Task statement: Count how many lines of the data include "JSON". The answer is that number and nothing else.

Data provided:

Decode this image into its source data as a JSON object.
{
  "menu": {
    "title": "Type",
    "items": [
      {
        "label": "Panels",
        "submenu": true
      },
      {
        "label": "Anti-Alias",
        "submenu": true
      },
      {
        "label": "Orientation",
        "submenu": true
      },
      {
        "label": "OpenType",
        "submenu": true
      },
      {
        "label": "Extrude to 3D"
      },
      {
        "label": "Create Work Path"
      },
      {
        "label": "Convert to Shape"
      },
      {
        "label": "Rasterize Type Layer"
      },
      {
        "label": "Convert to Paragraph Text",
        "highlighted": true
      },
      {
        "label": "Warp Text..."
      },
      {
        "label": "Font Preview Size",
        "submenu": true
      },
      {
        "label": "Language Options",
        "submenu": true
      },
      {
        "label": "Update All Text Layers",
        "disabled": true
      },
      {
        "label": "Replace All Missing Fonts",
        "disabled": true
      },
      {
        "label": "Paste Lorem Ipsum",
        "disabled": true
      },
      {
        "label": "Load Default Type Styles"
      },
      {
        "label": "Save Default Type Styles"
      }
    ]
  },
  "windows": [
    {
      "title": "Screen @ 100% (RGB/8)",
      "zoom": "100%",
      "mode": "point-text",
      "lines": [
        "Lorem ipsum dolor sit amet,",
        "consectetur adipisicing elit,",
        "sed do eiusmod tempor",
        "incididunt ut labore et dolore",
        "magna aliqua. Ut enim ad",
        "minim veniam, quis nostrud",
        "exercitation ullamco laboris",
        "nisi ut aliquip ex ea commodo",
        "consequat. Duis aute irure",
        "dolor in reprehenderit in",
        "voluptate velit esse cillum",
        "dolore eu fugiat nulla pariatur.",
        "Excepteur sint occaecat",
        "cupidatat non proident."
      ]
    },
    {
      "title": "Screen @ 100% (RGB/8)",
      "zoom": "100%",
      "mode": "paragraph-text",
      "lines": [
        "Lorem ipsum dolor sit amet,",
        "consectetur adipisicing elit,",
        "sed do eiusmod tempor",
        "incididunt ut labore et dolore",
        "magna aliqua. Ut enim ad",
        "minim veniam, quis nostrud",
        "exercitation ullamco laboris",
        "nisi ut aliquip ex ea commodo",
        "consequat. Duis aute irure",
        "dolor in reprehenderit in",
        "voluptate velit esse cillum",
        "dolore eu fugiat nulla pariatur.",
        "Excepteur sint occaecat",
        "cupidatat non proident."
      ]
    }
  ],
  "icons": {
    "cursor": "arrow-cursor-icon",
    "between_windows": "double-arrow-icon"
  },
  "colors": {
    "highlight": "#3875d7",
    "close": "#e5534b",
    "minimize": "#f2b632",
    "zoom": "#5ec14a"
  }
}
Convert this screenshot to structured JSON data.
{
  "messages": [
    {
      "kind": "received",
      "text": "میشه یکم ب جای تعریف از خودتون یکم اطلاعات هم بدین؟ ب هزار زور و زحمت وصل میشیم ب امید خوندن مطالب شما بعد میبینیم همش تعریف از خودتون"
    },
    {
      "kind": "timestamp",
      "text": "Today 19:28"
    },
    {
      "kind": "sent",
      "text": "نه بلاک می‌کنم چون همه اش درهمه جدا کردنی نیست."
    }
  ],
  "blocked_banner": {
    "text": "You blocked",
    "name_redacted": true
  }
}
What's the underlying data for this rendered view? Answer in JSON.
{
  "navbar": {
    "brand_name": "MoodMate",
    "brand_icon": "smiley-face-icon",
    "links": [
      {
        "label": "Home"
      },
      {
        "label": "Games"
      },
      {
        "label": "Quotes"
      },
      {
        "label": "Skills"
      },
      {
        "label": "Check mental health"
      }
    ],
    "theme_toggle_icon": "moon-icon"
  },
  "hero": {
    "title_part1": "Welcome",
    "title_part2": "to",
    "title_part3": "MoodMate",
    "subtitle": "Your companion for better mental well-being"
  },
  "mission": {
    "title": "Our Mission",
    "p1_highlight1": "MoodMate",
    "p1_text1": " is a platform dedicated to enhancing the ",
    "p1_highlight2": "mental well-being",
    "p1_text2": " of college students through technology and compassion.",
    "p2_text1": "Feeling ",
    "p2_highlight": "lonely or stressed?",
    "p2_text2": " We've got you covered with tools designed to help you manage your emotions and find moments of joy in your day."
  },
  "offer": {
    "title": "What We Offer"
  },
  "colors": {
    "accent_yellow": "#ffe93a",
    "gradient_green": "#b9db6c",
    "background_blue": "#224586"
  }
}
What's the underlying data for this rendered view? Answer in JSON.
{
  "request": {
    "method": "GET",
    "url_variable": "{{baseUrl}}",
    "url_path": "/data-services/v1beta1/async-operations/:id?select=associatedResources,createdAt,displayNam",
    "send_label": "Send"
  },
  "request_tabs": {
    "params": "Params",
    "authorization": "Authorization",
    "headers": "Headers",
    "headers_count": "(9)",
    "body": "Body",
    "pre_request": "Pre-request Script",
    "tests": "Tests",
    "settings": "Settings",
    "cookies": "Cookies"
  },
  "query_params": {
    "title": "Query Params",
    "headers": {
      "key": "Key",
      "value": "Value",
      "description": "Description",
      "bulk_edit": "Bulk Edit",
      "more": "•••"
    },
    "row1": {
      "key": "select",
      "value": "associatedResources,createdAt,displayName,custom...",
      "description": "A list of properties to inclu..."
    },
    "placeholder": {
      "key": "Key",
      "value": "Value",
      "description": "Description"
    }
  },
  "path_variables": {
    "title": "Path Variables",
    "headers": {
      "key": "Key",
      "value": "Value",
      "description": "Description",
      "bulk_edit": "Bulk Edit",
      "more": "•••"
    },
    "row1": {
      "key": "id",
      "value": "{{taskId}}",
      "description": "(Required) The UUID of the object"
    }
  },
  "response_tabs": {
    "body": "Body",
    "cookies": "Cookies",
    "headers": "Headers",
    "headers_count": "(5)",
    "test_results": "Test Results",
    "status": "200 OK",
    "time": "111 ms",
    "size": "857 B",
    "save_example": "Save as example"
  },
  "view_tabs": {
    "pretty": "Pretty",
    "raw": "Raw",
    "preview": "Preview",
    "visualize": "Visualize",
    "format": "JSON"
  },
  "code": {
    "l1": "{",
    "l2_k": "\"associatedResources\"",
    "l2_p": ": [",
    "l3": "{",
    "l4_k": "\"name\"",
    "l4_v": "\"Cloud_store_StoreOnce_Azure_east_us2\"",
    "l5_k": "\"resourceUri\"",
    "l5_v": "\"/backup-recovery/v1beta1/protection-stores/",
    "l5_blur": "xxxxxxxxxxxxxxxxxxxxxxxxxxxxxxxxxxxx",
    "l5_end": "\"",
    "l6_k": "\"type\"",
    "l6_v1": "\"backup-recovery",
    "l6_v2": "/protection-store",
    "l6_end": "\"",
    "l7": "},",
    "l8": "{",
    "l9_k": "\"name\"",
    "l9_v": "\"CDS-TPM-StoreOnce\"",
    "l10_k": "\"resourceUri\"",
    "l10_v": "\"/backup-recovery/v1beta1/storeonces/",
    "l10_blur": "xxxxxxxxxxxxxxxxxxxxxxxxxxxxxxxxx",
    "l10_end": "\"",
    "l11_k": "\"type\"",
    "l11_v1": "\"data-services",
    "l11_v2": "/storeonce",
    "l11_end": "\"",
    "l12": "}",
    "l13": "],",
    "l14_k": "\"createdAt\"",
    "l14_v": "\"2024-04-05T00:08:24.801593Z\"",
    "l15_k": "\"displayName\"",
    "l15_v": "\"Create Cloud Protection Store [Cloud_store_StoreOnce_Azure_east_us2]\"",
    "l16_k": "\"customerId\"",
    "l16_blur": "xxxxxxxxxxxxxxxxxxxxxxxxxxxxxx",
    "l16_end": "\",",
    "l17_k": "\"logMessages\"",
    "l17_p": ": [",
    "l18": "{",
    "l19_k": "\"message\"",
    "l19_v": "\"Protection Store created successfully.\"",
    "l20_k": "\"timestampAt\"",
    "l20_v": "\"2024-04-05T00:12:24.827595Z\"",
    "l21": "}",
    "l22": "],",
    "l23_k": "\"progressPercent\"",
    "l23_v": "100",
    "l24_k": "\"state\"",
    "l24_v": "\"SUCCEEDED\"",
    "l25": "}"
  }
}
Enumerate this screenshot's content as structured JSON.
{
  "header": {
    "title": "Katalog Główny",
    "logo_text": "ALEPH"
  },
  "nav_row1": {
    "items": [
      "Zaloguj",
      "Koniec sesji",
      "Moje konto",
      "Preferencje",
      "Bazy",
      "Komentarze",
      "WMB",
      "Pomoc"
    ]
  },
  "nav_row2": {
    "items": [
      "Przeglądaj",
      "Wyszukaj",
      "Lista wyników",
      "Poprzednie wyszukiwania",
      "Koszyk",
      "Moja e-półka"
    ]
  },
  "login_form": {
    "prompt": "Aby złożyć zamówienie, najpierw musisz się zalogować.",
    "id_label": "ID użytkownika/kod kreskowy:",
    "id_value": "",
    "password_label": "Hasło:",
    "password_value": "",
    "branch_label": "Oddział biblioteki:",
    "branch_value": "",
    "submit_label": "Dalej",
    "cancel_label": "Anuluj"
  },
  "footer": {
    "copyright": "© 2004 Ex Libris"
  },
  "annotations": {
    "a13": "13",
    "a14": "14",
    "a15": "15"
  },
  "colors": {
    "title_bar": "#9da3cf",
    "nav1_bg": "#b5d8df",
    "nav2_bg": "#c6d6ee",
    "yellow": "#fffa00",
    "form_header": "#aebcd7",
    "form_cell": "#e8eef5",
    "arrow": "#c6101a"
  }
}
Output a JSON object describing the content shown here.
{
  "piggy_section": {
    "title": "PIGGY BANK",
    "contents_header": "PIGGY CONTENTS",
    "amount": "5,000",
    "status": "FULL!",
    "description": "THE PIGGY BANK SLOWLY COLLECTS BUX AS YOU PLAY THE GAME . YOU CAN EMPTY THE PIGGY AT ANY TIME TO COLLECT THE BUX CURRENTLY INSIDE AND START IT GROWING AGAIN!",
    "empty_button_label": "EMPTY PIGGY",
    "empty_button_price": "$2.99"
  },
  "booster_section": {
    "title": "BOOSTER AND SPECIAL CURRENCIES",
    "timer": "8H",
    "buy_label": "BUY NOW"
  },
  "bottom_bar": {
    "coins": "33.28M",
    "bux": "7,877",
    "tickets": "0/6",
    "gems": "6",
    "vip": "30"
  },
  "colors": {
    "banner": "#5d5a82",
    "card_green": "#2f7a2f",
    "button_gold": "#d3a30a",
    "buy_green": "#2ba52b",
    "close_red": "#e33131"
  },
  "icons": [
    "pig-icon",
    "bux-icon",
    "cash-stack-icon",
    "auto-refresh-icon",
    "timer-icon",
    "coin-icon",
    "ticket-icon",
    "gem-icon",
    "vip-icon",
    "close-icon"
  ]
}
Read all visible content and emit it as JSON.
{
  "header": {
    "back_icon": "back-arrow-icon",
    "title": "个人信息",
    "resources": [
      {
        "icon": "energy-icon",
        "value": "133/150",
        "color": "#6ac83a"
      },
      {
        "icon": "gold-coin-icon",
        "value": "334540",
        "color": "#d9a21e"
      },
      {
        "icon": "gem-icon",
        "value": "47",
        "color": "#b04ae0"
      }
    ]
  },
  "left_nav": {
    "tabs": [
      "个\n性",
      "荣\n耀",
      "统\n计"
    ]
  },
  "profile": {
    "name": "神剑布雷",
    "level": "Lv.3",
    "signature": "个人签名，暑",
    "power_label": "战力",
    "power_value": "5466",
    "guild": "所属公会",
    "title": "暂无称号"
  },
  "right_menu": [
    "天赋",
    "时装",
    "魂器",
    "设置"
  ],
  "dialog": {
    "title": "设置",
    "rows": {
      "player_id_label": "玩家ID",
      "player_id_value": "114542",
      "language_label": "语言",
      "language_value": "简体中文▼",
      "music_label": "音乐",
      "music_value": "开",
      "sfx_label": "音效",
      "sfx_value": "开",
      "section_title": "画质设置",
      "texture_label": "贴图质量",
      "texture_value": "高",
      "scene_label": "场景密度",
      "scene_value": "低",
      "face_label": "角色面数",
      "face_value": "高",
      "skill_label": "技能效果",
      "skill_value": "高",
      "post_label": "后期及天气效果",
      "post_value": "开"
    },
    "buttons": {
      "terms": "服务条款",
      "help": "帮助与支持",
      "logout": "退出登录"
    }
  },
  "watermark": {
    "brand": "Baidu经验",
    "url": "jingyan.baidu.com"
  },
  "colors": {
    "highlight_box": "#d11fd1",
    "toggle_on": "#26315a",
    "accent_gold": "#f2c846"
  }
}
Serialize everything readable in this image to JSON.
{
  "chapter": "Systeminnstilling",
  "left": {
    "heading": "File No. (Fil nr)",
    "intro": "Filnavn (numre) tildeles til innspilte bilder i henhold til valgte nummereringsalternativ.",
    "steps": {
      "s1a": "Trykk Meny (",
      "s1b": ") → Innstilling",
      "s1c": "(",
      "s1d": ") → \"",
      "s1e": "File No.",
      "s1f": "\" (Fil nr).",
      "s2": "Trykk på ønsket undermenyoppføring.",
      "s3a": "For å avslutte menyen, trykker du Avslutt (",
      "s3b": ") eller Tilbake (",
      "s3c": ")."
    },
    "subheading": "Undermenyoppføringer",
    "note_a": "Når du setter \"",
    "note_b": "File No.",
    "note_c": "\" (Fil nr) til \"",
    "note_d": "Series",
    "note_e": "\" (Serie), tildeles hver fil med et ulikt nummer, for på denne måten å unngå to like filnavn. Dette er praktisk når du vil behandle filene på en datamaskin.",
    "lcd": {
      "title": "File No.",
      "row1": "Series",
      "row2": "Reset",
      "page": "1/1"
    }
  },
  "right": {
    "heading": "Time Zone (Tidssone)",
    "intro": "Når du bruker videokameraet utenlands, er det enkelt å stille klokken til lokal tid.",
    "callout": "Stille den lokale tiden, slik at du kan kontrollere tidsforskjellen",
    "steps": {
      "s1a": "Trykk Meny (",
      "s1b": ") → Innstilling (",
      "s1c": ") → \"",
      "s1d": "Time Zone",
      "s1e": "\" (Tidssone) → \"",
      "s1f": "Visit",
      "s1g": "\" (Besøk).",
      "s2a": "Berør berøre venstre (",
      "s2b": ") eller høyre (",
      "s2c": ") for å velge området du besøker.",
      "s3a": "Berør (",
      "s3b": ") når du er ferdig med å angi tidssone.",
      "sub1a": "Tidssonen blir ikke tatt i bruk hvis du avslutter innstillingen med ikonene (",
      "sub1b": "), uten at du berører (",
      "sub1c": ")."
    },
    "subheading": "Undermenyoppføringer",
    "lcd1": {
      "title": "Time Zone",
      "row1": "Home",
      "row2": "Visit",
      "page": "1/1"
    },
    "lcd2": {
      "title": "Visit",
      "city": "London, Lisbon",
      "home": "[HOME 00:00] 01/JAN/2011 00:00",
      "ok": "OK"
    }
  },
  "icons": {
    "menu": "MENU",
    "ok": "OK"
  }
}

Exercise response: 9